Archive for: August, 2017
The gardens at Suburban Stone Age have been strongly influenced by permaculture concepts. For those new to the term, permaculture is defined by Wikipedia as “a system of agricultural and social design principles centered around simulating or directly utilizing the patterns and features observed in natural ecosystems.”
The promise is that if your follow Nature’s grand design, you not only build a sustainable garden that provides you with food and resources. You build a food web that extends beyond your human needs and into the natural community that exists beyond your backyard fence, for the benefit of all.
It has been over 6.5 years that Suburban Stone Age has been in operation – long enough to flirt with being a “mature” garden. And I can tell you, without a doubt, that permaculture principles work.
We don’t use pesticides, we invite birds to do the work instead. We recycle nutrients through the use of compost to let the land feed itself. We build the soil with humus so that it can hold more water – this helped our plants survive the greatest drought in California’s recorded history. We group plants according to their habits and functions, so they can thrive and provide the maximum amount of usefulness to ourselves and the natural community.
This was all begun because of the promise that if you build it, they will come. The plants, animals, and abundance, that is. And there has been no truer promise, no more spectacular return on the investment, than what the gardens of Suburban Stone Age have become.
If you are curious about permaculture and how it works, please leave a comment. I am happy to share whatever knowledge and experience I can. And be sure to keep checking back for updates, as the best is yet to come!
Time flies, doesn’t it? In our hectic modern lives, the month is over before we were ready for it to start. Days are just numbers that roll by on a calendar. Children grow right before our eyes, and it takes but a moment before their precious childhood years slip away and they are grown.
The good news is that there is a way to change how we live with time. And the surprising consequence it that time slows down. Life makes sense, feels good, has cycles, and touches your inner being – connecting you again with the ancient rhythms we were all born to feel.
How is this done? By living seasonally. That means, wherever you are, stop and understand that place. What are the rhythms of life there? The length of daylight, the temperatures swings, the rainfall amounts. How have the native plants and animals that have lived there since ancient time adapted to these particular conditions. What does that say about how you can adapt too? And this is just the beginning.
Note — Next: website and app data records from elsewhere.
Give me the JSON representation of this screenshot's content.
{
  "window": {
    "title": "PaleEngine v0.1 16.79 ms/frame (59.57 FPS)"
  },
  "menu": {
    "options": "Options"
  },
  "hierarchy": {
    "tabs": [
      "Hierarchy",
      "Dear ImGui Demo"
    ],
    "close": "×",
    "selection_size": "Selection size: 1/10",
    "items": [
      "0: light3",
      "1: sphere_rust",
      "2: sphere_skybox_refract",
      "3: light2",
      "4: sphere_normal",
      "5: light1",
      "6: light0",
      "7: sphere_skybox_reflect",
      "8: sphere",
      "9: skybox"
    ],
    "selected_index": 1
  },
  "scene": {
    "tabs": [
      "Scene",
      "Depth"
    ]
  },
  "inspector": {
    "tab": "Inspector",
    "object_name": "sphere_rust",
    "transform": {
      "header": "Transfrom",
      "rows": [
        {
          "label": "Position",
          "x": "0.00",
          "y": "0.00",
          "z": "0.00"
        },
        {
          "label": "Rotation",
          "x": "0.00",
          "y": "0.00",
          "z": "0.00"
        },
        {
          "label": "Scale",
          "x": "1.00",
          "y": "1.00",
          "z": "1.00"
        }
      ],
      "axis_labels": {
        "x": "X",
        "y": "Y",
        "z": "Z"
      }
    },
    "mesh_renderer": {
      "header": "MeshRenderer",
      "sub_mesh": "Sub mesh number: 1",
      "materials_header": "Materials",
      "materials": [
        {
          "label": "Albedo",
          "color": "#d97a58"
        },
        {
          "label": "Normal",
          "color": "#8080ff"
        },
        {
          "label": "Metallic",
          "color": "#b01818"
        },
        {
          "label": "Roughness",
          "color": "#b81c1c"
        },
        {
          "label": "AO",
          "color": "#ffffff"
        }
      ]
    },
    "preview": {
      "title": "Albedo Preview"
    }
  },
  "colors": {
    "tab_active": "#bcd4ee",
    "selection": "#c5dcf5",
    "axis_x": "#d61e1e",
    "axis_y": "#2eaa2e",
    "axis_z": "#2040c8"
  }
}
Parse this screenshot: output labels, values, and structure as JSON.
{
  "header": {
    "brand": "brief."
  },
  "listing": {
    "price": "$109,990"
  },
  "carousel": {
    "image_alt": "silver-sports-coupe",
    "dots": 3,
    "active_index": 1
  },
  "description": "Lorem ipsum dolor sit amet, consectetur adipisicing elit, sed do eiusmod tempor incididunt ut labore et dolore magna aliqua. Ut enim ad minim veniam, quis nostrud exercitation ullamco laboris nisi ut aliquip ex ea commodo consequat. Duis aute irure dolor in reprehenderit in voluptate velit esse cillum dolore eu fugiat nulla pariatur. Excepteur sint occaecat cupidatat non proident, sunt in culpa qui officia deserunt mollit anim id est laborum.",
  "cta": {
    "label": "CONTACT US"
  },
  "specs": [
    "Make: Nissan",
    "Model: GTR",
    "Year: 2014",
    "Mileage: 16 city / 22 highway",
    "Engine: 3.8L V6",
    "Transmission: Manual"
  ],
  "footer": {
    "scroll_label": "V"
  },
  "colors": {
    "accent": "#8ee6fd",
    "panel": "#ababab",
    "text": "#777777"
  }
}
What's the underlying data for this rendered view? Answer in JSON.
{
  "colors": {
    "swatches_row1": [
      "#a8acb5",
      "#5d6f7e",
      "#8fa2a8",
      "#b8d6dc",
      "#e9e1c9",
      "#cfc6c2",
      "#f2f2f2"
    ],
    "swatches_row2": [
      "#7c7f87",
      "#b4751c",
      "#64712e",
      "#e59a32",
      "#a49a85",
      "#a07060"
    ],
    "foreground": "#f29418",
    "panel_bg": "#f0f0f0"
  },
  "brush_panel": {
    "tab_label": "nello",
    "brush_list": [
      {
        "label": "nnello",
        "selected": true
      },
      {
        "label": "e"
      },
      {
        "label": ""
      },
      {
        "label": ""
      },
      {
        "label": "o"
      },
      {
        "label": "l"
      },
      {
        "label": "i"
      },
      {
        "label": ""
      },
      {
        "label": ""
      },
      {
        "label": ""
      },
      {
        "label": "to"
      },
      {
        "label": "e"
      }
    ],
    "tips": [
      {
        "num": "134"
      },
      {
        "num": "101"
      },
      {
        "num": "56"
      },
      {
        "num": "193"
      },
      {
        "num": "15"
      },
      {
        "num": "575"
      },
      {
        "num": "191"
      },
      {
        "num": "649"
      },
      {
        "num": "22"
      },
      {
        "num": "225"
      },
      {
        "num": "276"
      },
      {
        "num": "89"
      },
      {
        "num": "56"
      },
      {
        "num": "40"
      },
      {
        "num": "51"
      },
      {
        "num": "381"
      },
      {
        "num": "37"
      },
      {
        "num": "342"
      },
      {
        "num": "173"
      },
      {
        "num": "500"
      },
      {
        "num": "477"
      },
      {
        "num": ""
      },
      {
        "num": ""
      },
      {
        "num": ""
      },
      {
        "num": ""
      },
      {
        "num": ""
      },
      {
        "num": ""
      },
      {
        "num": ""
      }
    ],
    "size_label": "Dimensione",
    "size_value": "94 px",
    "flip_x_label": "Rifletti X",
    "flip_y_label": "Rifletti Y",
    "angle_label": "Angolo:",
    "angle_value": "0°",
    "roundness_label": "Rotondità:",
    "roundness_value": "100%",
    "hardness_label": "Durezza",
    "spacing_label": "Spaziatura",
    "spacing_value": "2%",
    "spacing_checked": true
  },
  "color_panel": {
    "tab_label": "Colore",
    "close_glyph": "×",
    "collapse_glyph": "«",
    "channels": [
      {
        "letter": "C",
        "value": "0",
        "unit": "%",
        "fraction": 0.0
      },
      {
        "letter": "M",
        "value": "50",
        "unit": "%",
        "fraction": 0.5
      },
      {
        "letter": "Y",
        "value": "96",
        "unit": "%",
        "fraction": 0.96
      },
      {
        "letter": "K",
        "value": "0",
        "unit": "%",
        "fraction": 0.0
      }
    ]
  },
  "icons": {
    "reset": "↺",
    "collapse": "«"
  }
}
This new awareness is something that evolves over time, as you pay more and more attention to it. But what ends up happening is that you sync up with your environment in a way that feel natural and makes sense. There is no rush and bustle and worry to this new timeline, only moving along with the seasons in the great and gentle flow.